David Eby has postponed a town hall meeting on the NDP's school tax hike over concerns that wealthy homeowners would try to crash the event.

Eby planned to meet with constituents in his Vancouver-Point Grey riding Tuesday evening and hear their concerns about the tax, which targets homes valued at more than $3 million.

But hours before the sold-out event, the high-profile cabinet minister announced he'd pulled the plug to avoid being swarmed by "angry" property owners from outside his constituency.

"It was simply out of control," Eby said. "There were emails going around saying people should march on into the event even if they didn't have tickets. And we had seniors and high school students working the doors, they're not security guards."

Opponents of the tax were being egged on by Liberal leader Andrew Wilkinson, who sent out a mailing urging people to attend the meeting "whether (they) have a ticket or not."
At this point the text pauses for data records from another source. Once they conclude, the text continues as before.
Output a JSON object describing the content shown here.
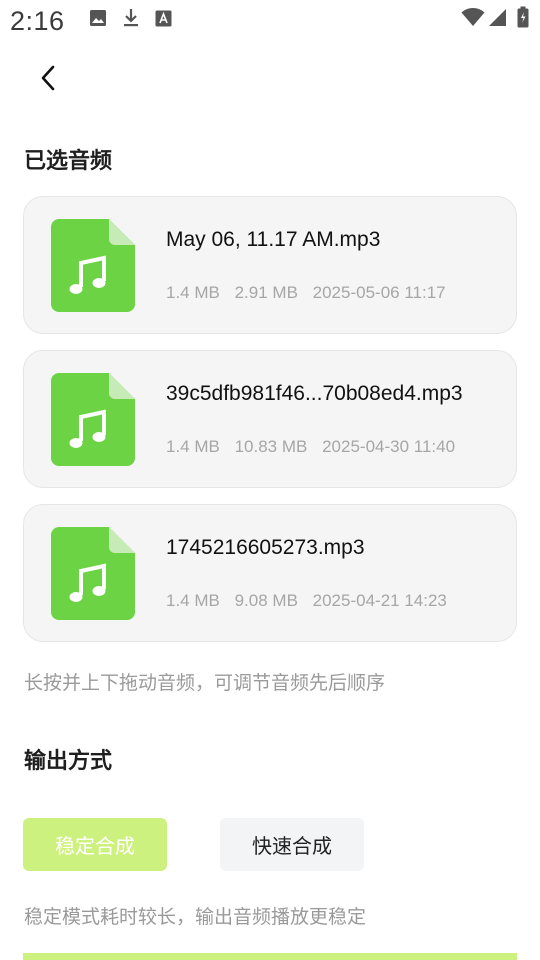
{
  "status_bar": {
    "time": "2:16"
  },
  "selected_audio": {
    "title": "已选音频",
    "files": [
      {
        "name": "May 06, 11.17 AM.mp3",
        "size1": "1.4 MB",
        "size2": "2.91 MB",
        "datetime": "2025-05-06 11:17"
      },
      {
        "name": "39c5dfb981f46...70b08ed4.mp3",
        "size1": "1.4 MB",
        "size2": "10.83 MB",
        "datetime": "2025-04-30 11:40"
      },
      {
        "name": "1745216605273.mp3",
        "size1": "1.4 MB",
        "size2": "9.08 MB",
        "datetime": "2025-04-21 14:23"
      }
    ],
    "hint": "长按并上下拖动音频，可调节音频先后顺序"
  },
  "output_mode": {
    "title": "输出方式",
    "stable_label": "稳定合成",
    "fast_label": "快速合成",
    "description": "稳定模式耗时较长，输出音频播放更稳定"
  },
  "colors": {
    "accent": "#cdf17e",
    "file_icon": "#6cd444",
    "card_bg": "#f5f5f5"
  },
  "icons": [
    "image-icon",
    "download-icon",
    "font-icon",
    "wifi-icon",
    "signal-icon",
    "battery-icon",
    "back-icon",
    "music-file-icon"
  ]
}
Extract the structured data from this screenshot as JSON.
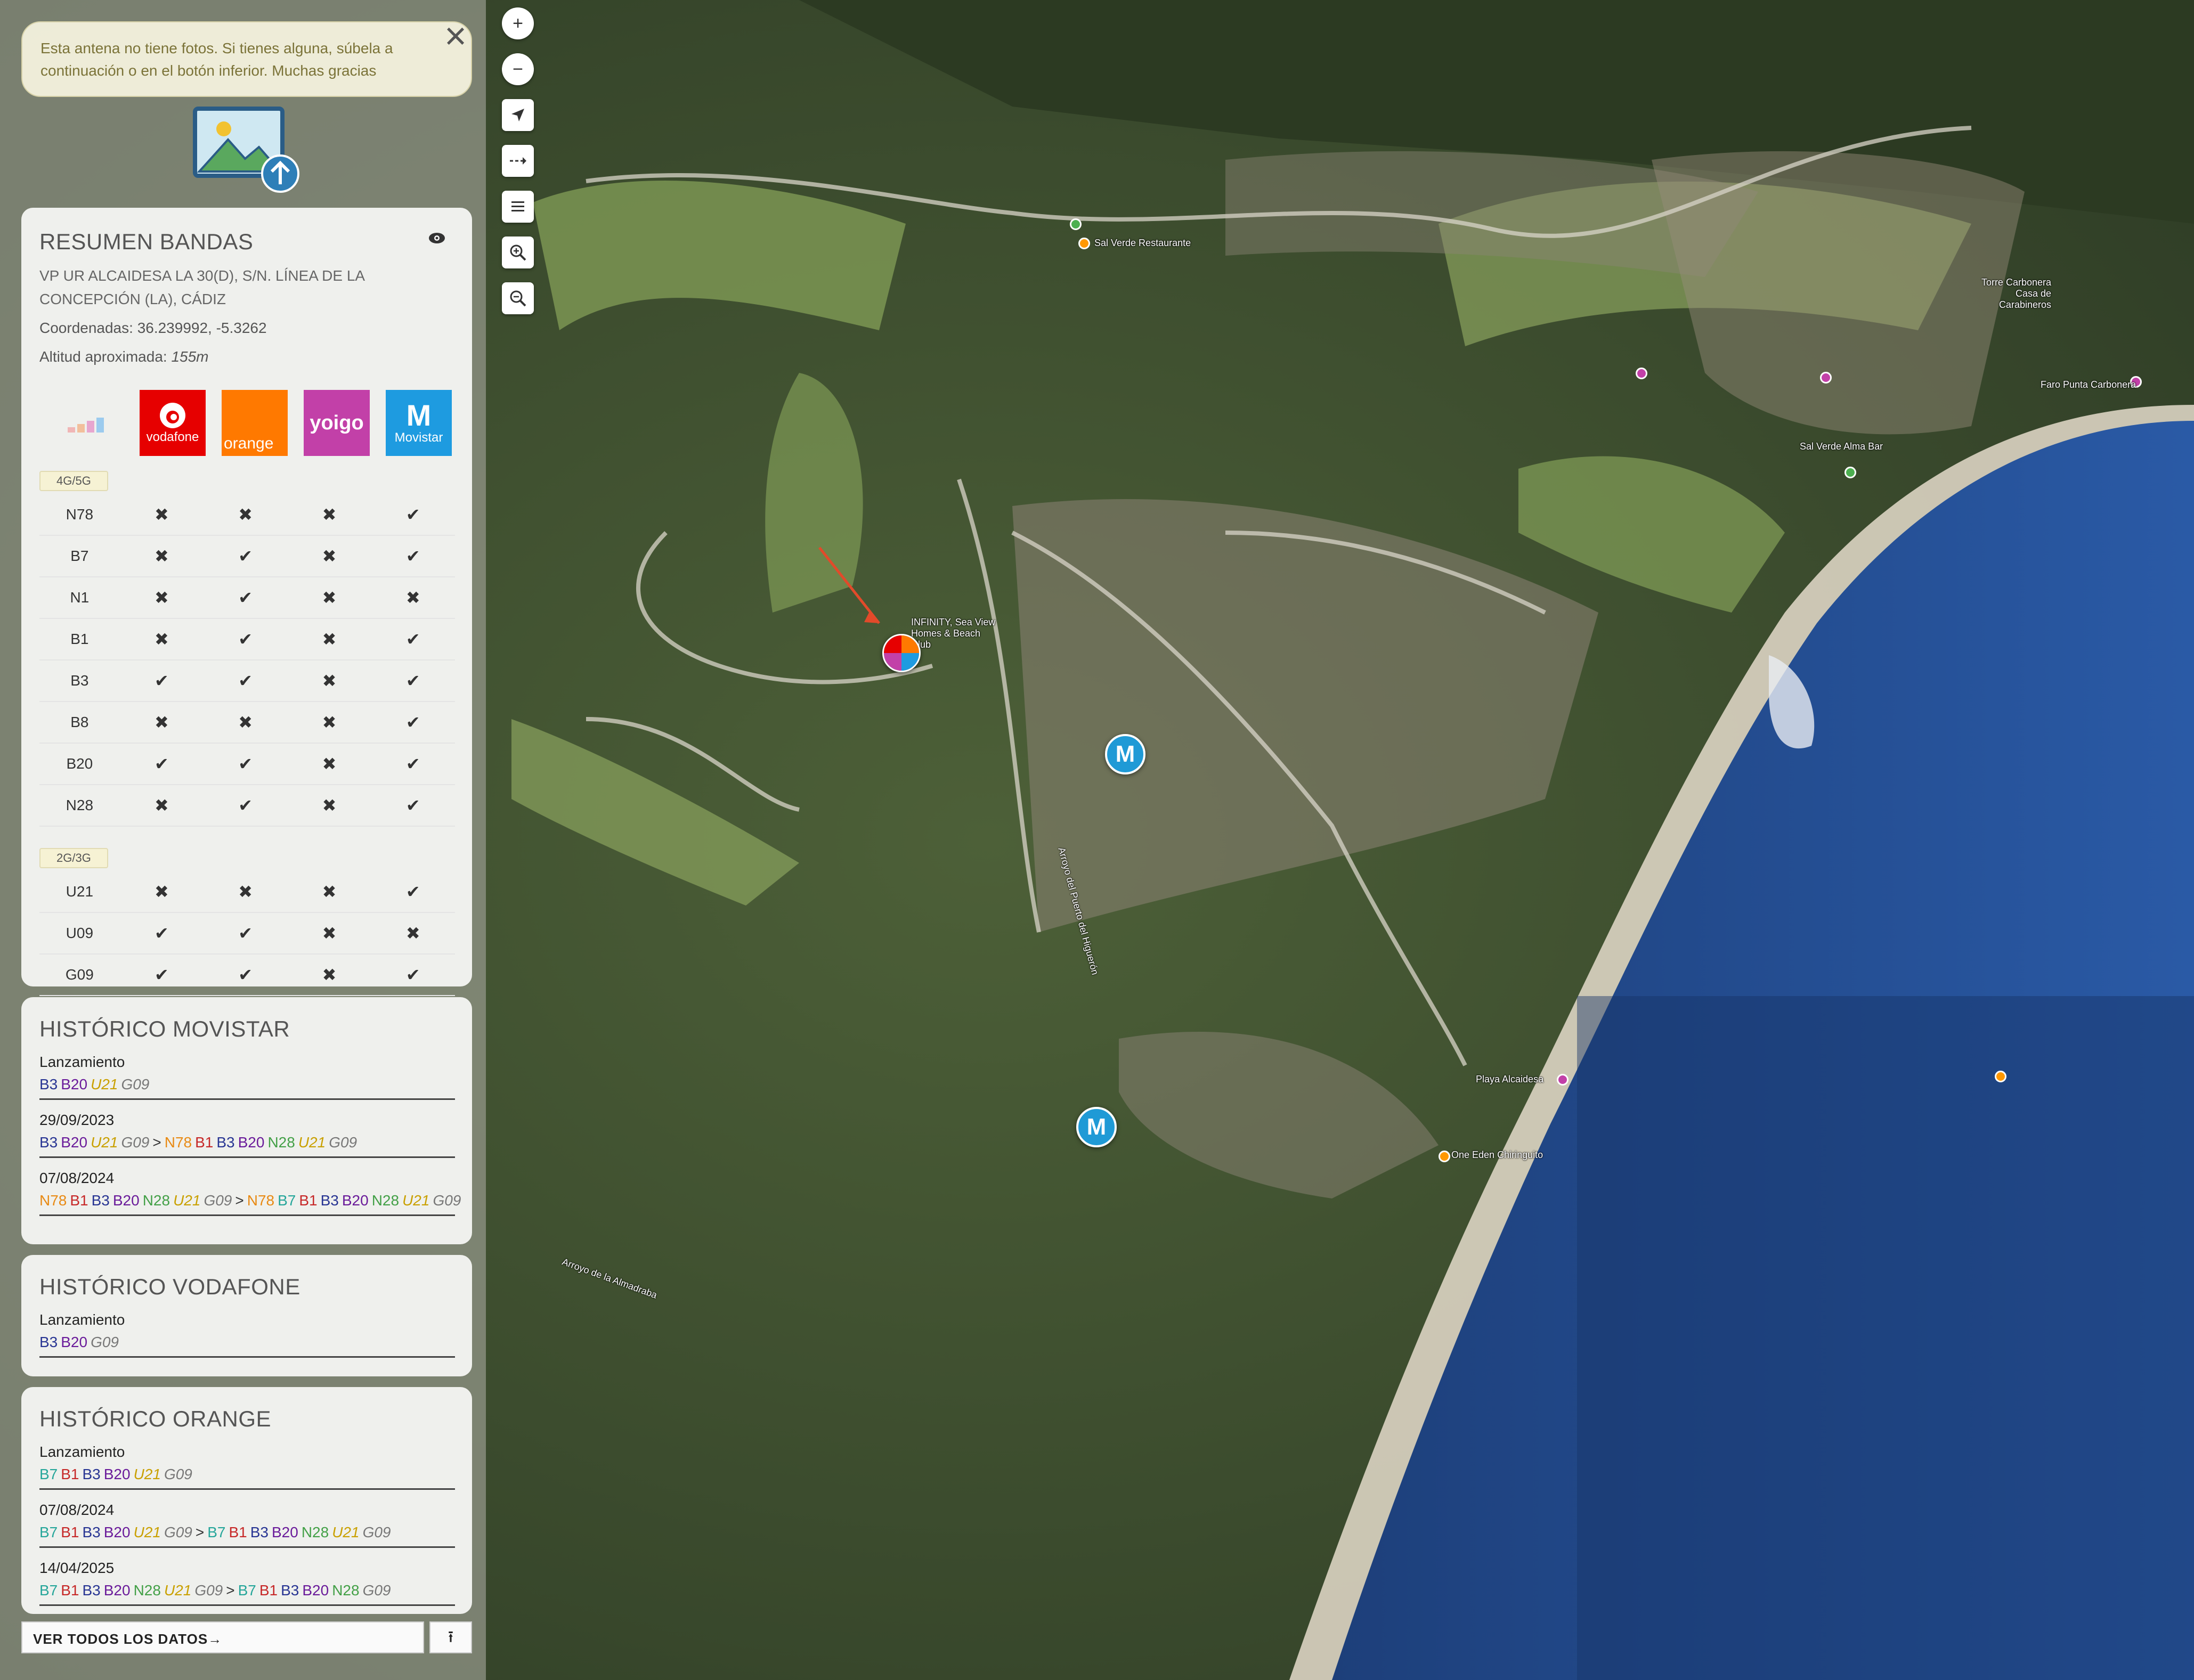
{
  "notice": {
    "text": "Esta antena no tiene fotos. Si tienes alguna, súbela a continuación o en el botón inferior. Muchas gracias",
    "close_icon": "×"
  },
  "summary": {
    "title": "RESUMEN BANDAS",
    "address": "VP UR ALCAIDESA LA 30(D), S/N. LÍNEA DE LA CONCEPCIÓN (LA), CÁDIZ",
    "coords_label": "Coordenadas:",
    "coords_value": "36.239992, -5.3262",
    "altitude_label": "Altitud aproximada:",
    "altitude_value": "155m",
    "operators": [
      {
        "name": "vodafone",
        "color": "#e60000"
      },
      {
        "name": "orange",
        "color": "#ff7900"
      },
      {
        "name": "yoigo",
        "color": "#c240a8"
      },
      {
        "name": "Movistar",
        "color": "#1e9be0"
      }
    ],
    "group_4g5g": "4G/5G",
    "group_2g3g": "2G/3G",
    "bands_4g5g": [
      {
        "band": "N78",
        "vals": [
          false,
          false,
          false,
          true
        ]
      },
      {
        "band": "B7",
        "vals": [
          false,
          true,
          false,
          true
        ]
      },
      {
        "band": "N1",
        "vals": [
          false,
          true,
          false,
          false
        ]
      },
      {
        "band": "B1",
        "vals": [
          false,
          true,
          false,
          true
        ]
      },
      {
        "band": "B3",
        "vals": [
          true,
          true,
          false,
          true
        ]
      },
      {
        "band": "B8",
        "vals": [
          false,
          false,
          false,
          true
        ]
      },
      {
        "band": "B20",
        "vals": [
          true,
          true,
          false,
          true
        ]
      },
      {
        "band": "N28",
        "vals": [
          false,
          true,
          false,
          true
        ]
      }
    ],
    "bands_2g3g": [
      {
        "band": "U21",
        "vals": [
          false,
          false,
          false,
          true
        ]
      },
      {
        "band": "U09",
        "vals": [
          true,
          true,
          false,
          false
        ]
      },
      {
        "band": "G09",
        "vals": [
          true,
          true,
          false,
          true
        ]
      }
    ]
  },
  "hist_movistar": {
    "title": "HISTÓRICO MOVISTAR",
    "entries": [
      {
        "date": "Lanzamiento",
        "before": [
          "B3",
          "B20",
          "U21",
          "G09"
        ],
        "after": []
      },
      {
        "date": "29/09/2023",
        "before": [
          "B3",
          "B20",
          "U21",
          "G09"
        ],
        "after": [
          "N78",
          "B1",
          "B3",
          "B20",
          "N28",
          "U21",
          "G09"
        ]
      },
      {
        "date": "07/08/2024",
        "before": [
          "N78",
          "B1",
          "B3",
          "B20",
          "N28",
          "U21",
          "G09"
        ],
        "after": [
          "N78",
          "B7",
          "B1",
          "B3",
          "B20",
          "N28",
          "U21",
          "G09"
        ]
      }
    ]
  },
  "hist_vodafone": {
    "title": "HISTÓRICO VODAFONE",
    "entries": [
      {
        "date": "Lanzamiento",
        "before": [
          "B3",
          "B20",
          "G09"
        ],
        "after": []
      }
    ]
  },
  "hist_orange": {
    "title": "HISTÓRICO ORANGE",
    "entries": [
      {
        "date": "Lanzamiento",
        "before": [
          "B7",
          "B1",
          "B3",
          "B20",
          "U21",
          "G09"
        ],
        "after": []
      },
      {
        "date": "07/08/2024",
        "before": [
          "B7",
          "B1",
          "B3",
          "B20",
          "U21",
          "G09"
        ],
        "after": [
          "B7",
          "B1",
          "B3",
          "B20",
          "N28",
          "U21",
          "G09"
        ]
      },
      {
        "date": "14/04/2025",
        "before": [
          "B7",
          "B1",
          "B3",
          "B20",
          "N28",
          "U21",
          "G09"
        ],
        "after": [
          "B7",
          "B1",
          "B3",
          "B20",
          "N28",
          "G09"
        ]
      }
    ]
  },
  "footer": {
    "view_all": "VER TODOS LOS DATOS→",
    "upload_icon": "upload-icon"
  },
  "map": {
    "labels": [
      {
        "text": "INFINITY, Sea View Homes & Beach Club"
      },
      {
        "text": "Sal Verde Restaurante"
      },
      {
        "text": "Playa Alcaidesa"
      },
      {
        "text": "Torre Carbonera Casa de Carabineros"
      },
      {
        "text": "Faro Punta Carbonera"
      },
      {
        "text": "Sal Verde Alma Bar"
      },
      {
        "text": "One Eden Chiringuito"
      },
      {
        "text": "Arroyo del Puerto del Higuerón"
      },
      {
        "text": "Arroyo de la Almadraba"
      }
    ]
  }
}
And Eby said two separate real estate agencies were doing the same, even going so far as to run ads encouraging people from outside the riding to attend. One newspaper ad, provided to CTV News by NDP staff, warns people their home equity is in jeopardy, and advises them to attend the Point Grey event regardless of how full it is. It was credited to a realtor in Kerrisdale.

Eby said he was surprised to see so much organized opposition to what he described as a "very modest tax" on homes that have skyrocketed in assessed value.

"This particular tax is on residences that have appreciated 400 per cent in 10 years," he said.

The NDP's school tax increase, which is charged on homeowners' annual property tax notice, amounts to 0.2 per cent on homes assessed between $3 and $4 million, and 0.4 per cent on homes worth even more.

Supporters applaud the tax for taking a small piece back from people who have benefited from soaring property values – the region's "real estate bonanza" – while opponents argue it unfairly targets some seniors and middle-class families who have lived in their homes for decades.

"The people who are getting those tax bills are generally living on fixed incomes," said Wilkinson. "A lot of them are saying they do not want to go into debt to pay an NDP tax."

The Liberal leader also criticized Eby for getting cold feet in the face of protesters.

"They want to go talk to a government minister about the taxes they have trouble paying," he said. "These are people who've lived in their homes for 30, 40, 50 years. They're not a safety threat."

Eby has promised to organize another meeting where he can hear his constituents' concerns in a safe environment, and noted homeowners will have the option to defer payment on the tax until they sell their home if they can't afford the hike.

"There's programs in place so people aren't displaced by this," Eby said.

With files from CTV Vancouver's Scott Roberts